ARIZONA, USA — The Duncan Valley Rural Fire District has started mass evacuations of flood-prone areas after the Gila River overflowed its banks and began spilling into Duncan.
At this time, the Greenlee County Fairgrounds is open and available for use as an evacuation center for both people and livestock.
According to the department, the flooding began around 4:30 Monday morning. Certain low-lying areas measured a depth of 22.27 feet.
Michelle Money has lived in Duncan for more than four years. She said she's never seen anything like this before.
"By the time we realized it was this bad. It was already this bad," she tried to explain. We got a warning last night for possible flooding, but we didn't take it that seriously because there's no rain here. It's all coming from mostly New Mexico."
Main Street was submerged by roughly 5:00 a.m. Monday, displacing dozens of Duncan residents.
"The river had turned into a lake, they said the water was like 30 feet deep in the river this morning, so this 70 Highway is closed," said Money.
Sky12 video over the Duncan showed high school football and baseball fields underwater.
"I've seen this river get a little high but nothing like this; it's expanded very wide. I don't even know the distance, but it's way wider than Main Street, the river is right now," said Town Manager Terry Hinton
12News reached out to Governor Ducey's Office. They say they're ready to help at the request of town leaders. 12News also spoke to the Arizona Department of Transportation, and they said clean-up and closures on Highway 70 will continue until further notice.
The U.S. Postal Service announced Monday they suspended mail delivery for customers served by the Duncan Post Office. Officials said service was resumed Tuesday afternoon.
Meanwhile, the original evacuation order is still in place for people living in Duncan.
The department has issued a full list of threatened areas on its Facebook Page:
Facebook user Michelle Money captured video of the floodwaters all the way up to the roadway around 6:30 a.m.
Trees, power line poles, and even some structures can be seen submerged in the water.
Currently, there is no expected time for when the floodwaters will recede.
The Arizona Fire & Medical Authority has provided the following tips on what hazards to watch out for during and after a flood, including fire, electrical and chemical safety:
Generators and alternative heating devices can create fire hazards during flooding if they aren’t used correctly or maintained properly. Pools of water and appliances can become electrically charged and can cause electrical fires.
On electricity, residents in flooded areas should turn off the power to their homes if they can reach the main breaker or fuse box. All wiring in the house may be electrically charged and hazardous. Residents should have a professional technician check their home for damages before turning on the power.
Make sure potentially combustible liquids like paint thinner, lighter fluid or gasoline haven’t spilled within or near your home. Keep combustible liquids away from electrical or alternative heat sources as to not start a fire.
All smoke alarms in the home should be tested monthly and batteries should be replaced yearly. Some smoke alarms are dependent on your home’s electrical service and may go out when power is turned off.

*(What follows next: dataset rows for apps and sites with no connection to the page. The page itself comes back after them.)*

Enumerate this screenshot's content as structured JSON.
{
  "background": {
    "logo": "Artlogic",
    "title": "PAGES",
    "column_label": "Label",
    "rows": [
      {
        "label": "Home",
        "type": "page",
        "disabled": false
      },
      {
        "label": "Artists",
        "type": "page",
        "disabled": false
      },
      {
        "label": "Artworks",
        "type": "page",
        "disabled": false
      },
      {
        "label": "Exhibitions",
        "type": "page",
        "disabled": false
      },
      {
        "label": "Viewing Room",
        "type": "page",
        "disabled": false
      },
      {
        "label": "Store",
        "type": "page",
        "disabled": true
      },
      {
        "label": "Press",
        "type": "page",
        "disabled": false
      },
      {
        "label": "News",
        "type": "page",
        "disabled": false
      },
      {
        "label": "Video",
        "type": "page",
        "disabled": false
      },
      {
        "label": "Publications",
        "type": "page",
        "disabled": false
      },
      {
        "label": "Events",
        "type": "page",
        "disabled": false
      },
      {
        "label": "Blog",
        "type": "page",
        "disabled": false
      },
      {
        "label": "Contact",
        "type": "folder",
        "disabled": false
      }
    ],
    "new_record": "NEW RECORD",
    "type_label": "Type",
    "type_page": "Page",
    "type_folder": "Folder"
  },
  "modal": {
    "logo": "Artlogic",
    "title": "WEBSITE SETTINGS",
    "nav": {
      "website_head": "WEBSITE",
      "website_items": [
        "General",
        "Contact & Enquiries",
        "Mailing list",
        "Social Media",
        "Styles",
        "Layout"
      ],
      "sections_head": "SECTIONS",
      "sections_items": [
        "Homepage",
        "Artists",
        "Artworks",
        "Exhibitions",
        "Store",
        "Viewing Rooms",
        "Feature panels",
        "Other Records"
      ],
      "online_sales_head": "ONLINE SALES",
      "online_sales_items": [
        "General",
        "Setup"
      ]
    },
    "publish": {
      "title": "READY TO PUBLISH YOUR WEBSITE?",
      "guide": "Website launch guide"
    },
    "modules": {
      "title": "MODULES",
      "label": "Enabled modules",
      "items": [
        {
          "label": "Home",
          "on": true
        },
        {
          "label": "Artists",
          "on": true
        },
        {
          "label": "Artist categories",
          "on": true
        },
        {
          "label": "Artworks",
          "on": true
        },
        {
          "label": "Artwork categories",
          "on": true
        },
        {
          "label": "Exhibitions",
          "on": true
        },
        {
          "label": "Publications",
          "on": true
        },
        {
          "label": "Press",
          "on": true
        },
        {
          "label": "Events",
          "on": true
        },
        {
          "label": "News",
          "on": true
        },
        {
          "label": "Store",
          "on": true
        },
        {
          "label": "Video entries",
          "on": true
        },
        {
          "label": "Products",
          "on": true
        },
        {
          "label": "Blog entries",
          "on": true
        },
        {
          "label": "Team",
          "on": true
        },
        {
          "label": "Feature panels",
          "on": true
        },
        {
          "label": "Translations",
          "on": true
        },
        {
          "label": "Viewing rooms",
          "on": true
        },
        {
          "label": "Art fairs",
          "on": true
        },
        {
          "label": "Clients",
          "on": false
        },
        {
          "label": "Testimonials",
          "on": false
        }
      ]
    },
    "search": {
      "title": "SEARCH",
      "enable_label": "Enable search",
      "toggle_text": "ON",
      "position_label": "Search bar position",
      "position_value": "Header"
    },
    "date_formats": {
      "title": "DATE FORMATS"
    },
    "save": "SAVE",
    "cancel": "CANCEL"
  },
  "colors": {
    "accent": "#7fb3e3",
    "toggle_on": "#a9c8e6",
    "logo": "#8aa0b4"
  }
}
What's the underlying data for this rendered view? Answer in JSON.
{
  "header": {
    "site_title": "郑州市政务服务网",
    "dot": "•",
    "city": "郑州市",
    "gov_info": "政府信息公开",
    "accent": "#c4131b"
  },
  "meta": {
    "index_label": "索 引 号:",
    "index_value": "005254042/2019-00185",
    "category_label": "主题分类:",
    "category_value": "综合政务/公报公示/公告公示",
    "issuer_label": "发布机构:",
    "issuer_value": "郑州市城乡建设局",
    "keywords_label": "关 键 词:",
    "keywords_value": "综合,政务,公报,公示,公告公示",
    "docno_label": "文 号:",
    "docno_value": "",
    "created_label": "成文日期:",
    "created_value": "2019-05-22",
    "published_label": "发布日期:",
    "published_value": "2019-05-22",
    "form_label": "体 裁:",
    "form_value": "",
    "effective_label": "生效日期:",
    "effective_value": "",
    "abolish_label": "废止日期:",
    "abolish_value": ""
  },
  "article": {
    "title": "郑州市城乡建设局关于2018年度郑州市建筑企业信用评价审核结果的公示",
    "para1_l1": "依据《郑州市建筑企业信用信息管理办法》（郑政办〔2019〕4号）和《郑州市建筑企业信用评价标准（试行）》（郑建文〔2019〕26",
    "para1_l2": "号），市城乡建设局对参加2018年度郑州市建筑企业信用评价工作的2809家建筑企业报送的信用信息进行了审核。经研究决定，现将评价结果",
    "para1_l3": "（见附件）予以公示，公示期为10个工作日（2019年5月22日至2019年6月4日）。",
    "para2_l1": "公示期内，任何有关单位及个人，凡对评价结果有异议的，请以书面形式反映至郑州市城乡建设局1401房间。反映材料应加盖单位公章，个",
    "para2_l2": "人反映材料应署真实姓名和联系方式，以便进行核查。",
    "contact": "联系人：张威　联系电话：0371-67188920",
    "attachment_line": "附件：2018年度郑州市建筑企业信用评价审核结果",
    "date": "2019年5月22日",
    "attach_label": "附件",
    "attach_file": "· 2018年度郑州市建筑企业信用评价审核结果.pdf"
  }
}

Make sure the fire hydrant near your home is cleared of debris so the fire department can assess it easily in the event of a fire.
Drought, wildfires, heat and monsoon storms: Arizona has seen its fair share of severe weather. Learn everything you need to know about the Grand Canyon State's ever-changing forecasts here: